In today's edition of "I am really grossed out that this is probably still a thing," several studies show that a foreign sounding surname or first name may affect your chances of getting a call for a job interview. This may be an especially relevant data point to the marital surname decisions of people were either born with or are considering changing their names to those that are traditionally more "white" or "African-American," regardless of your own ethnicity.
"Are Emily and Brendan More Employable than Lakisha and Jamal: A Field Experiment on Labor Market Discrimination" found that when they sent out nearly 5,000 resumes in response to "over 1300 ads in Boston and Chicago newspapers in the sales, administrative support, clerical and customer services fields," resumes with "very White sounding names" elicited about 50% more callbacks than "very African American sounding names." The researchers typically sent out 4 resumes in response to each ad, two high quality and two low quality resumes, with one of each randomly assigned an "African American sounding name." The study also noted that while the high quality resumes with "white sounding names" received a 30% improvement in callbacks over the "white sounding names" low quality resumes, this bump did not occur for resumes with "African American sounding names." For what it's worth, this article was published in 2002, so it's entirely possible that this information is slightly out of date.
Two more recent studies came to different conclusions on what role names play in employment decisions.
A 2012 study, "Indiscriminate Discrimination: A correspondence test for ethnic homophily in the Chicago Labor Market" found a similar but less marked bias in favor of "white sounding" names (which this study referred to as "Anglo-Saxon," which I have quibbles with as a history major, but that's an issue for another time). This one found that resumes with "Anglo-Saxon" names generated nearly 33% more callbacks than identical resumes with either African-American or "foreign" names (the "foreign" names were designed to be of an unidentifiable ethnic origin to most Americans).
A study published last year found that resumes with a variety of traditionally "white" (Anderson and Thompson), "African-American" (Washington and Jefferson), and "Hispanic" (Hernandez and Garcia) surnames were not treated in a manner that indicated systematic employer preferences for applicants from particular race groups. However, the researchers themselves acknowledged to the Chicago Tribune that last names may be a weak signal of race. "Though 90 percent of people with the last name Washington are black and 75 percent of those named Jefferson are black, 'there is the fair criticism that maybe no one knows that,' Koedel said."

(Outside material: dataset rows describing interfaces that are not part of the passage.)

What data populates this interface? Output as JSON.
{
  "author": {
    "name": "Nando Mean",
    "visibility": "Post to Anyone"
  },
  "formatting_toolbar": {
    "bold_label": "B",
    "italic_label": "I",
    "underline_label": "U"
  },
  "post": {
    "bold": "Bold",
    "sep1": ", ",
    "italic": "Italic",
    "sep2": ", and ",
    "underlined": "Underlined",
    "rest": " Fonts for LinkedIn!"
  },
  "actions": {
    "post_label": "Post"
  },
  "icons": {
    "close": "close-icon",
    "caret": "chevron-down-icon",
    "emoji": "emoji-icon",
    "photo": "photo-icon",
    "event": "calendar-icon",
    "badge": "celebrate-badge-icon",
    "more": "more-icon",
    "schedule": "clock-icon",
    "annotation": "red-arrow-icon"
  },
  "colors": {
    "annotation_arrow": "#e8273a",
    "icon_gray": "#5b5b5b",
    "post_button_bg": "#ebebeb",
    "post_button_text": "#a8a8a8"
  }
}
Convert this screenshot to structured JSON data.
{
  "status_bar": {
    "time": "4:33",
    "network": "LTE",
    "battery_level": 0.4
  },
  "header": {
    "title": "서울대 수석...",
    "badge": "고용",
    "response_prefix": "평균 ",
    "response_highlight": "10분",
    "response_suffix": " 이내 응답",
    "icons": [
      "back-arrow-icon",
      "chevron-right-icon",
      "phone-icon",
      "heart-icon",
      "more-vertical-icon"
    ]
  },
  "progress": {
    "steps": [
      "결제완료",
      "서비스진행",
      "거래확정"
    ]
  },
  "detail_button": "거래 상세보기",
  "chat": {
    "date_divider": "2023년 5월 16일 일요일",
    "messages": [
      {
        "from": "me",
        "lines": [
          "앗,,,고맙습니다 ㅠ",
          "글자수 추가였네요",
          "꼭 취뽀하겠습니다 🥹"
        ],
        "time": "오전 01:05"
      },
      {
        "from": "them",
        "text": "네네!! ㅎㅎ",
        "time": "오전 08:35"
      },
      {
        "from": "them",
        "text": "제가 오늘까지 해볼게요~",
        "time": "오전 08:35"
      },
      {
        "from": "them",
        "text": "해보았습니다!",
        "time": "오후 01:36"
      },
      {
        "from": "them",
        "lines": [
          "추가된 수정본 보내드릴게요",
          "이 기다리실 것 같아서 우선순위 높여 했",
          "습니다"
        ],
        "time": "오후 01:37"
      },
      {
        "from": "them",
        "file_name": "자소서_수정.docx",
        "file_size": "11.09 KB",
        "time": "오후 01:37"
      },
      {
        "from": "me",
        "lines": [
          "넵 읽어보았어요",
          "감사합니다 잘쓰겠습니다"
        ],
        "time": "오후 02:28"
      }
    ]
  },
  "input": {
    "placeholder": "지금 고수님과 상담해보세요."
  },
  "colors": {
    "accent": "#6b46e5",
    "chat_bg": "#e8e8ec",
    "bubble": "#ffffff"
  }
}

So does this sort of racial bias still exist in hiring? It's hard to know, but it seems likely. As a white woman myself, I'm never going to discount another person's stories of racial discrimination. That's not my job in this case; my role is to listen and learn and be the best ally I can be. As an article in Forbes pointed out, "'We're not claiming that employers engage in discriminatory behavior consciously, or that this is necessarily an issue of racism,' wrote Marianne Bertrand, a researcher on the 2002 study. 'It is important to teach people in charge of hiring about the subconscious biases they may have, and figure out a way to change these patterns.'" So hopefully these are trends that can be changed and fixed with effort and work.